Project description:Streptococcus suis is an important zoonotic pathogen. Serotype 2 and sequence type (ST) 1 are the most frequently reported strains in both infected humans and pigs. ST7 is only endemic to China, and it was responsible for outbreaks in 1998 and 2005 in China. In the present study, 38 sporadic ST7 S. suis strains, which mostly caused sepsis, were collected from patients in the Guangxi Zhuang Autonomous Region (GX) between 2007 and 2018. Of 38 sporadic ST7 strains, serotype 14 was the most frequent (27 strains, 71.1%), followed by serotype 2 (11 strains, 28.9%). The phylogenetic structure of the ST7 population, including epidemic and sporadic ST7 strains, was constructed using mutational single-nucleotide polymorphisms (SNPs). High diversity within the ST7 population was revealed and divided into five lineages. Only one sporadic ST7 strain, GX14, from a Streptococcal toxic-shock-like syndrome (STSLS) patient was clustered into the same lineage as the epidemic strains.
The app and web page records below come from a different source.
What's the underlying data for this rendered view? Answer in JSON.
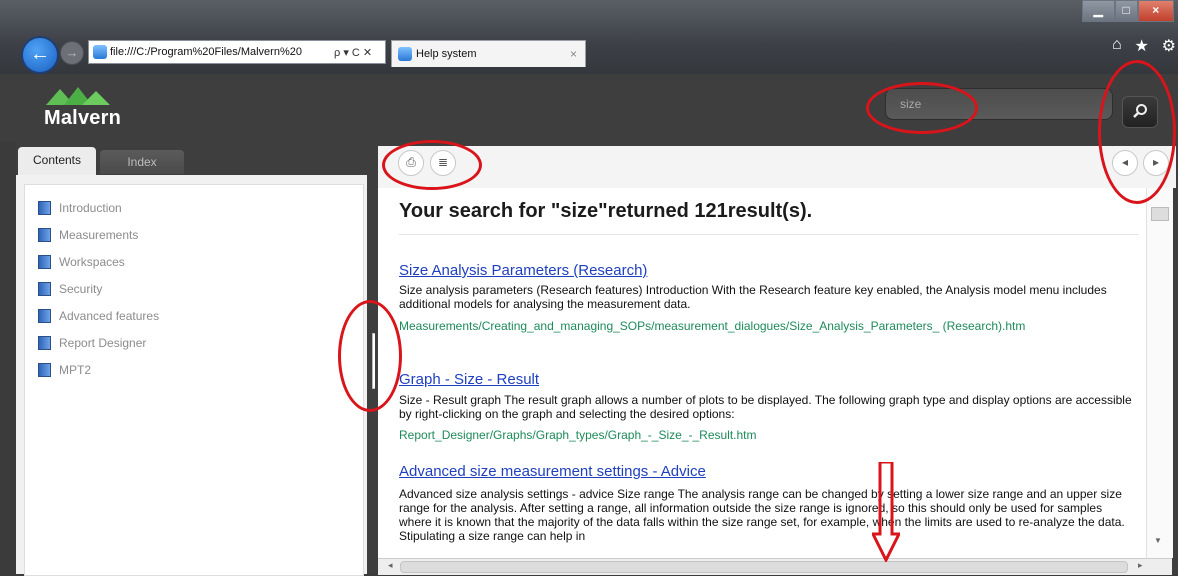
{
  "browser": {
    "address": "file:///C:/Program%20Files/Malvern%20",
    "address_actions": "ρ ▾ C ✕",
    "tab_title": "Help system",
    "tab_close": "×",
    "back_glyph": "←",
    "forward_glyph": "→",
    "window_min": "▁",
    "window_max": "□",
    "window_close": "×",
    "toolbar_icons": [
      "⌂",
      "★",
      "⚙"
    ]
  },
  "header": {
    "logo_text": "Malvern",
    "search": {
      "value": "size"
    },
    "search_button_icon": "search-icon"
  },
  "sidebar": {
    "tabs": [
      {
        "label": "Contents"
      },
      {
        "label": "Index"
      }
    ],
    "items": [
      {
        "label": "Introduction"
      },
      {
        "label": "Measurements"
      },
      {
        "label": "Workspaces"
      },
      {
        "label": "Security"
      },
      {
        "label": "Advanced features"
      },
      {
        "label": "Report Designer"
      },
      {
        "label": "MPT2"
      }
    ]
  },
  "toolbar": {
    "print_glyph": "⎙",
    "toc_glyph": "≣",
    "prev_glyph": "◂",
    "next_glyph": "▸"
  },
  "results": {
    "heading": "Your search for \"size\"returned 121result(s).",
    "items": [
      {
        "title": "Size Analysis Parameters (Research)",
        "description": "Size analysis parameters (Research features) Introduction With the Research feature key enabled, the Analysis model menu includes additional models for analysing the measurement data.",
        "path": "Measurements/Creating_and_managing_SOPs/measurement_dialogues/Size_Analysis_Parameters_ (Research).htm"
      },
      {
        "title": "Graph - Size - Result",
        "description": "Size - Result graph The result graph allows a number of plots to be displayed. The following graph type and display options are accessible by right-clicking on the graph and selecting the desired options:",
        "path": "Report_Designer/Graphs/Graph_types/Graph_-_Size_-_Result.htm"
      },
      {
        "title": "Advanced size measurement settings - Advice",
        "description": "Advanced size analysis settings - advice Size range The analysis range can be changed by setting a lower size range and an upper size range for the analysis. After setting a range, all information outside the size range is ignored, so this should only be used for samples where it is known that the majority of the data falls within the size range set, for example, when the limits are used to re-analyze the data. Stipulating a size range can help in",
        "path": ""
      }
    ]
  },
  "colors": {
    "annotation_red": "#d9141a",
    "link_blue": "#1f3fbf",
    "path_green": "#1d8a5a",
    "logo_green": "#5fbf55"
  }
}
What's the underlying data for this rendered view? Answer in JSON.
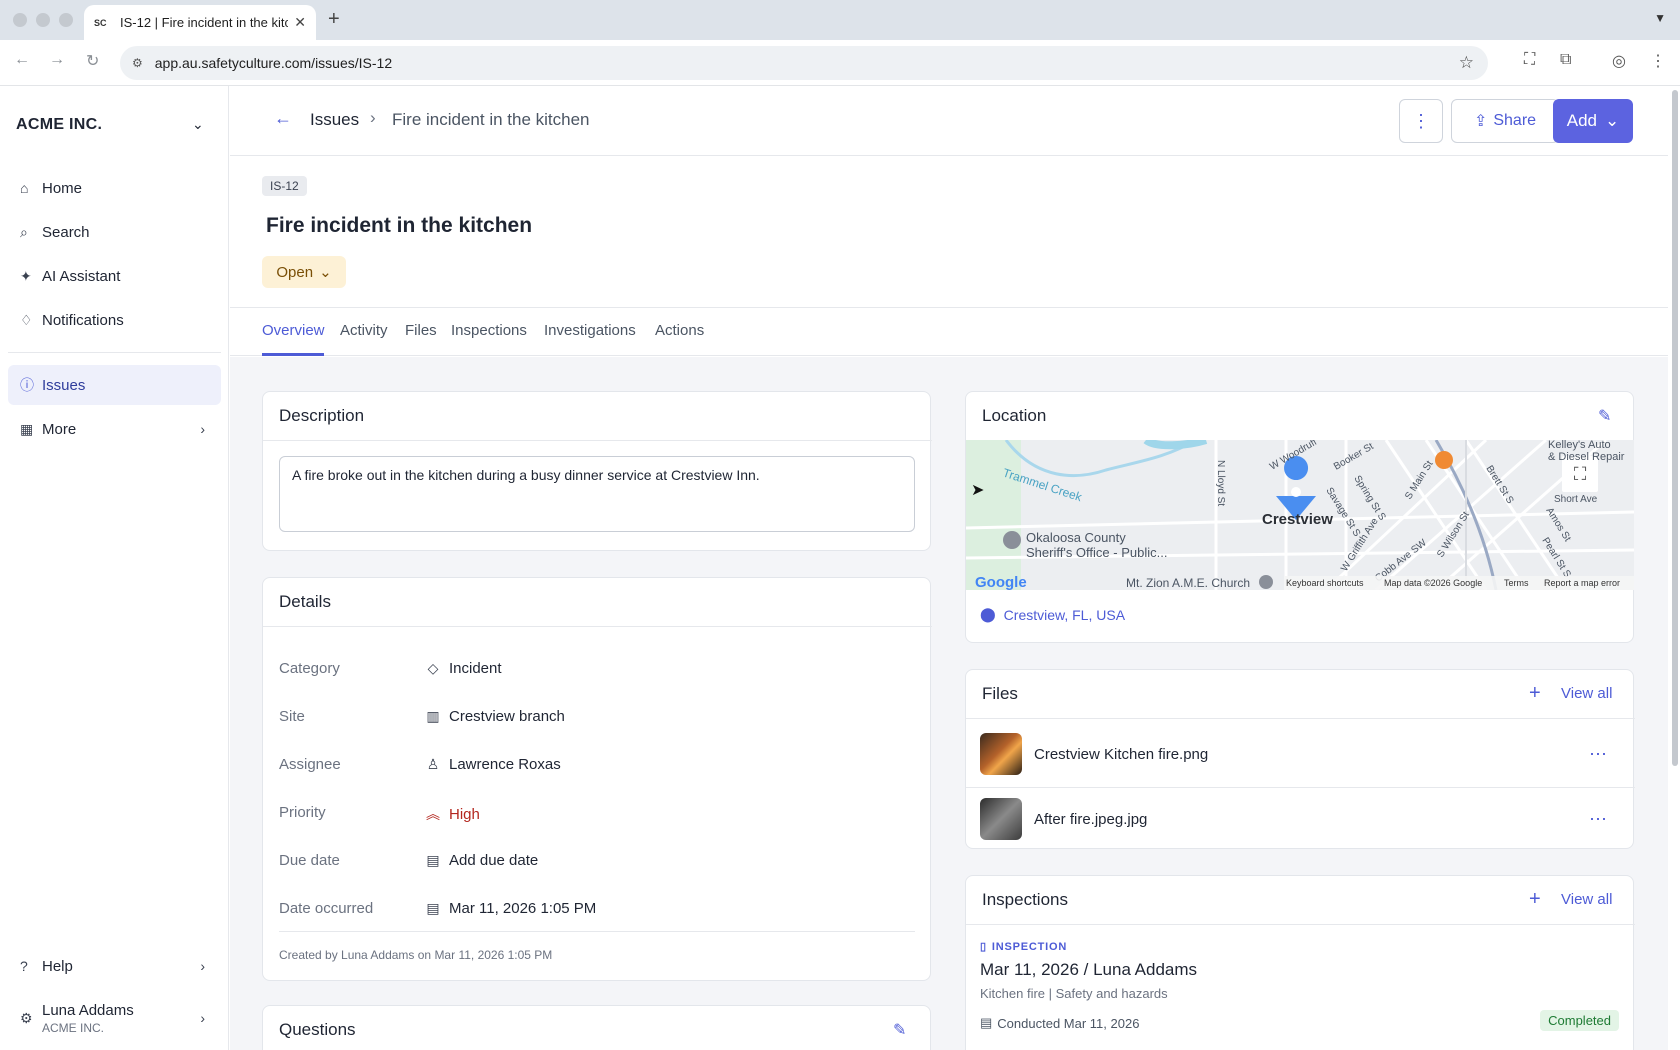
{
  "browser": {
    "tab_title": "IS-12 | Fire incident in the kitc",
    "favicon": "SC",
    "url": "app.au.safetyculture.com/issues/IS-12"
  },
  "sidebar": {
    "org": "ACME INC.",
    "items": [
      {
        "label": "Home",
        "icon": "home-icon"
      },
      {
        "label": "Search",
        "icon": "search-icon"
      },
      {
        "label": "AI Assistant",
        "icon": "sparkle-icon"
      },
      {
        "label": "Notifications",
        "icon": "bell-icon"
      },
      {
        "label": "Issues",
        "icon": "issue-icon"
      },
      {
        "label": "More",
        "icon": "grid-icon"
      }
    ],
    "help": "Help",
    "user_name": "Luna Addams",
    "user_org": "ACME INC."
  },
  "header": {
    "breadcrumb_root": "Issues",
    "breadcrumb_current": "Fire incident in the kitchen",
    "share_label": "Share",
    "add_label": "Add"
  },
  "issue": {
    "id": "IS-12",
    "title": "Fire incident in the kitchen",
    "status": "Open"
  },
  "tabs": [
    "Overview",
    "Activity",
    "Files",
    "Inspections",
    "Investigations",
    "Actions"
  ],
  "description": {
    "title": "Description",
    "text": "A fire broke out in the kitchen during a busy dinner service at Crestview Inn."
  },
  "details": {
    "title": "Details",
    "rows": [
      {
        "label": "Category",
        "value": "Incident"
      },
      {
        "label": "Site",
        "value": "Crestview branch"
      },
      {
        "label": "Assignee",
        "value": "Lawrence Roxas"
      },
      {
        "label": "Priority",
        "value": "High"
      },
      {
        "label": "Due date",
        "value": "Add due date"
      },
      {
        "label": "Date occurred",
        "value": "Mar 11, 2026 1:05 PM"
      }
    ],
    "created": "Created by Luna Addams on Mar 11, 2026 1:05 PM"
  },
  "questions": {
    "title": "Questions"
  },
  "location": {
    "title": "Location",
    "address": "Crestview, FL, USA",
    "map_labels": {
      "city": "Crestview",
      "creek": "Trammel Creek",
      "sheriff_1": "Okaloosa County",
      "sheriff_2": "Sheriff's Office - Public...",
      "church": "Mt. Zion A.M.E. Church",
      "street_lloyd": "N Lloyd St",
      "street_main": "S Main St",
      "street_wilson": "S Wilson St",
      "street_griffith": "W Griffith Ave",
      "street_cobb": "Cobb Ave SW",
      "street_spring": "Spring St S",
      "street_savage": "Savage St S",
      "street_booker": "Booker St",
      "street_brett": "Brett St S",
      "street_pearl": "Pearl St S",
      "street_amos": "Amos St",
      "street_short": "Short Ave",
      "street_woodruff": "W Woodruff",
      "kelley_1": "Kelley's Auto",
      "kelley_2": "& Diesel Repair",
      "google": "Google",
      "keyboard": "Keyboard shortcuts",
      "mapdata": "Map data ©2026 Google",
      "terms": "Terms",
      "report": "Report a map error"
    }
  },
  "files": {
    "title": "Files",
    "view_all": "View all",
    "items": [
      {
        "name": "Crestview Kitchen fire.png"
      },
      {
        "name": "After fire.jpeg.jpg"
      }
    ]
  },
  "inspections": {
    "title": "Inspections",
    "view_all": "View all",
    "tag": "INSPECTION",
    "item_title": "Mar 11, 2026 / Luna Addams",
    "item_sub": "Kitchen fire | Safety and hazards",
    "conducted": "Conducted Mar 11, 2026",
    "status": "Completed"
  },
  "colors": {
    "accent": "#5c63e0",
    "status_open_bg": "#fdf1d6",
    "priority_high": "#b3261e",
    "completed_bg": "#e3f4e6"
  }
}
GX14 and the epidemic strains diverged in 1974. The sporadic ST7 strains of GX were mainly clustered into lineage 5, which emerged in 1980. Comparing to genome of epidemic strain, the major differences in genome of sporadic ST7 strains of GX was the absence of 89 kb pathogenicity island (PAI) specific to epidemic strain and insertion of 128 kb ICE_phage tandem MGE or ICE portion of the MGE. These mobile elements play a significant role in the horizontal transfer of antibiotic resistance genes in sporadic ST7 strains. Our results enhanced the understanding of the evolution of the ST7 strains and their ability to cause life-threatening infections in humans.
Project description:Streptococcus suis serotype 2 is the main cause of zoonotic S. suis infection despite the fact that other serotypes are frequently isolated from diseased pigs. Studies comparing concurrent invasive human and pig isolates from a single geographical location are lacking. We compared the population structures of invasive S. suis strains isolated between 1986 and 2008 from human patients (N?=?24) and from pigs with invasive disease (N?=?124) in The Netherlands by serotyping and multi locus sequence typing (MLST). Fifty-six percent of pig isolates were of serotype 9 belonging to 15 clonal complexes (CCs) or singleton sequence types (ST). In contrast, all human isolates were of serotype 2 and belonged to two non-overlapping clonal complexes CC1 (58%) and CC20 (42%). The proportion of serotype 2 isolates among S. suis strains isolated from humans was significantly higher than among strains isolated from pigs (24/24 vs. 29/124; P<0.0001). This difference remained significant when only strains within CC1 and CC20 were considered (24/24 vs. 27/37,P?=?0.004). The Simpson diversity index of the S. suis population isolated from humans (0.598) was smaller than of the population isolated from pigs (0.765, P?=?0.05) indicating that the S. suis population isolated from infected pigs was more diverse than the S. suis population isolated from human patients. S. suis serotype 2 strains of CC20 were all negative in a PCR for detection of genes encoding extracellular protein factor (EF) variants. These data indicate that the polysaccharide capsule is an important correlate of human S. suis infection, irrespective of the ST and EF encoding gene type of S. suis strains.